On their debut album Boston five-piece, Logan 5 and The Runners (David Berndt – vox, guitar, Chris Barrett -keyboards, trumpet, Marc Beaulieu -drums, Mike DeLisile -bass and Nick Balkin -guitar), have managed to convey a retro, Velvet Goldmine-esque swagger mixed with the fresh exuberance and sleaze of the more glam aspects of Brit pop; at once channelling the witty sarcasm of Pulp’s Jarvis Cocker and the softer, melodramatic facets of Bowie.

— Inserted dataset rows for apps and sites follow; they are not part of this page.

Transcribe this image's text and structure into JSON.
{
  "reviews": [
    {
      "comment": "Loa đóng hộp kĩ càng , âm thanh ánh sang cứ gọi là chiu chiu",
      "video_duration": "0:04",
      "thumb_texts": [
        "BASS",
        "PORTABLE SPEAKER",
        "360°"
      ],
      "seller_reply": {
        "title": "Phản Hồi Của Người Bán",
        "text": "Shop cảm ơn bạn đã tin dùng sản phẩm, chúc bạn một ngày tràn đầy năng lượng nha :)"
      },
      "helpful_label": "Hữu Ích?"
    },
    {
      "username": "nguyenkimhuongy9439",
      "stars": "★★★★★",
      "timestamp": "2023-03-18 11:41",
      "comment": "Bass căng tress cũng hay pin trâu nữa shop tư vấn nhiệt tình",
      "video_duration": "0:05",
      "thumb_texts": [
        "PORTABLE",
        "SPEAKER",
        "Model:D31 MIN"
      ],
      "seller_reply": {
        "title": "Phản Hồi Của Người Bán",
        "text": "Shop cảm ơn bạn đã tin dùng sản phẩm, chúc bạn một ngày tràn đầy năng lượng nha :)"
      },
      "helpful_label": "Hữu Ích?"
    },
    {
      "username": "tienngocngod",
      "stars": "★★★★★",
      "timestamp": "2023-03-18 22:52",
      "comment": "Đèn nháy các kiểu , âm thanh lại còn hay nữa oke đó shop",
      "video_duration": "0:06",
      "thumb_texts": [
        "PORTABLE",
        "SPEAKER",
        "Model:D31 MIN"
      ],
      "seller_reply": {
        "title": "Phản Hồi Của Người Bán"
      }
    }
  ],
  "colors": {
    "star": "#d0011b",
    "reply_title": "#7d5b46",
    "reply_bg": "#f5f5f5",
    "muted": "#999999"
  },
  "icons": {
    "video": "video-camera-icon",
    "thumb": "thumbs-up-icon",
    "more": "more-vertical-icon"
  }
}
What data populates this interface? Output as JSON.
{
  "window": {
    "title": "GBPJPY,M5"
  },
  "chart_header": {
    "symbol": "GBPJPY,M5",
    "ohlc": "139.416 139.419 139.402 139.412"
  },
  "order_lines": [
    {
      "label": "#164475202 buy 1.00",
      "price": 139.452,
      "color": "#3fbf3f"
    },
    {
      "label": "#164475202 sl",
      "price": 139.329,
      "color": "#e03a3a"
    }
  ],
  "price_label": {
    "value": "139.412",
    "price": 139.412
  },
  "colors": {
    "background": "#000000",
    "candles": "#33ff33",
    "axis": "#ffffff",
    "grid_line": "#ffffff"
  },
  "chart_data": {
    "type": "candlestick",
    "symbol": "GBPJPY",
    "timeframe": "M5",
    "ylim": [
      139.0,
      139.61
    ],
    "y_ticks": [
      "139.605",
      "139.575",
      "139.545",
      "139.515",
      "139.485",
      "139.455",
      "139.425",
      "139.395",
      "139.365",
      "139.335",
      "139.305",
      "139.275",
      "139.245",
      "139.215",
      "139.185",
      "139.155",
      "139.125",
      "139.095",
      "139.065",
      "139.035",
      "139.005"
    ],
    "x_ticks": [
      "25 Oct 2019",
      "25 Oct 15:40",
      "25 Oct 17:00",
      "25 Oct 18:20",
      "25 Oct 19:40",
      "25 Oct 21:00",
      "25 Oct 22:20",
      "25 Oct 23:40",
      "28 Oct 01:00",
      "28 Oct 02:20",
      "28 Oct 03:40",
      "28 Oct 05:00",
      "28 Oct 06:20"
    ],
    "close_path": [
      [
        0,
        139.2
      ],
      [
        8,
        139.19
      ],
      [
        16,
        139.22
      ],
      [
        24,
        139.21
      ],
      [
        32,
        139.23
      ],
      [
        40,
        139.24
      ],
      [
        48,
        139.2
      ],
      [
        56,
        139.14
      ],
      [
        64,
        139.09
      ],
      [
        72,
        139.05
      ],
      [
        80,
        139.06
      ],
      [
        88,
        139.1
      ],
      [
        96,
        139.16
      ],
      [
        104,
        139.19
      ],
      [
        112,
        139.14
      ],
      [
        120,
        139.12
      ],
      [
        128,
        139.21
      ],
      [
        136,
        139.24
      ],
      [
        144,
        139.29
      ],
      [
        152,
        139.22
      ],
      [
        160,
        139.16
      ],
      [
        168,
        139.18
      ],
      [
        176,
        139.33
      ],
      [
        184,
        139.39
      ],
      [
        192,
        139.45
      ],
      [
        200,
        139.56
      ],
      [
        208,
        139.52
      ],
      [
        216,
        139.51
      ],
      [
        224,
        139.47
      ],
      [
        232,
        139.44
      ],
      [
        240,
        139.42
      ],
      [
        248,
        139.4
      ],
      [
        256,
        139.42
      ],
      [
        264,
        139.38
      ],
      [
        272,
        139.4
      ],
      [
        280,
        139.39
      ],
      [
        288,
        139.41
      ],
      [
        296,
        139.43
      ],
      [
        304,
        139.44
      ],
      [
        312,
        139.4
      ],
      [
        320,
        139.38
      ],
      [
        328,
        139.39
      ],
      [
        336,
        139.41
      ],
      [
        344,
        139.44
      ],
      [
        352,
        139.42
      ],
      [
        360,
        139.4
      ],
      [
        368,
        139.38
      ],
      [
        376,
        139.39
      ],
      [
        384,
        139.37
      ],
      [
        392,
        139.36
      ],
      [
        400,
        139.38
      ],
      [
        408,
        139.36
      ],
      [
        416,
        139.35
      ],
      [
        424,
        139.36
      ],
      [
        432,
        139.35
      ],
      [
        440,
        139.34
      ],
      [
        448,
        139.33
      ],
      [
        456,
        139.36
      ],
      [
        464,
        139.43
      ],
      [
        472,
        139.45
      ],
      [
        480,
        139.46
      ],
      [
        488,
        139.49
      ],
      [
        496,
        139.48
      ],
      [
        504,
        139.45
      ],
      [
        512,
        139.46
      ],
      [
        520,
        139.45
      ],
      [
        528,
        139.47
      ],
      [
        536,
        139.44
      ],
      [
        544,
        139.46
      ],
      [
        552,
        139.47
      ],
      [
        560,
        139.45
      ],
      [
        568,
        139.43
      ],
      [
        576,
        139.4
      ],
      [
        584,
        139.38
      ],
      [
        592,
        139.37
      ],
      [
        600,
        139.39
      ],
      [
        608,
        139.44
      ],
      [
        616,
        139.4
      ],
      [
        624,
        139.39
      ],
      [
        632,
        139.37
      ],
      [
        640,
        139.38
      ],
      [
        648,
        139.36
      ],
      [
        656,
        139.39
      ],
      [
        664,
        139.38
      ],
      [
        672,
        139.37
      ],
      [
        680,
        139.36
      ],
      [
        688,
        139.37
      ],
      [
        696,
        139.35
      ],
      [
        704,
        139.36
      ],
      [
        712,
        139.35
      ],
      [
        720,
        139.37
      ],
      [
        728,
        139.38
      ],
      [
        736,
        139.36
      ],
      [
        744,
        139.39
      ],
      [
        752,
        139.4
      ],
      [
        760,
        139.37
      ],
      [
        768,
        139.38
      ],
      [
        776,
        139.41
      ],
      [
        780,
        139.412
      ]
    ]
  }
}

For example, opening track “Girl of the Internet” opens with the drone of synths and the low rumbling of a beautifully simplistic, catchy bass line. Berndt’s vocals on the early verses here perfectly display that laconic, bored drawl exemplified by Cocker, and these verses progress with an increasing glam-rock strut towards an outstanding chorus with an anthemic Brit-poppy chord progression that is instantly memorable. The crashing guitar chords that start dropping in around the two minute mark almost serve to demarcate the retro chic of the opening from the rest, which sparkles with a vibrant modernity, bringing the sound firmly into this century.
“Subtitles” displays a more laid-back, bluesy Bowie or Eno-era Roxie Music feel, with a suitably funky bass line. The vocals, and in fact the song as a whole, display the kind of theatricality one expects of Bowie (particularly in the Ziggy Stardust era), with bells chiming in the background betraying the melancholy lyrical content to come, which is delivered with dramatic flair by Berndt who drawls over the top of a shimmering guitar line, ‘She is dead!’ The end of the song is marked by a drum and bass pattern reminiscent of a heart-beat slowing down and then fading into nothing at the end.
“Driveway” opens with a high hat heavy, disco-inspired drum pattern with swirling synths creating the backdrop. This drops down in the mix to make-way for lascivious vocals, very reminiscent for me personally of UK glam-punk noisemakers Pink Grease. However, the song quickly leaves behind its grimy Brit-pop edge and shows its true pop sensibilities, particularly in the sparkly, Summery chorus which talks of finding ‘someway to get out of here tonight’. Again, this is a song of two distinct parts, and two distinct moods; the pricklier, dance-y verse section, representing I guess a more modern edge with its party beats and reverb and then there’s the saccharine sweetness of the chorus. It can be difficult to meld such different influences and styles, but the band do it very well.
Album closer, “Supernova”, is a mellow, almost folky tribute to the end of the world,”when all the stars go supernova”. There’s some nice vintage sounding keyboard sounds heralding the start of, and continuing throughout, the second verse and after it a bittersweet, lilting guitar solo with synths hovering just behind creating the sound, supposedly, of the world ending in a rush of gentle static. What a nice way to go!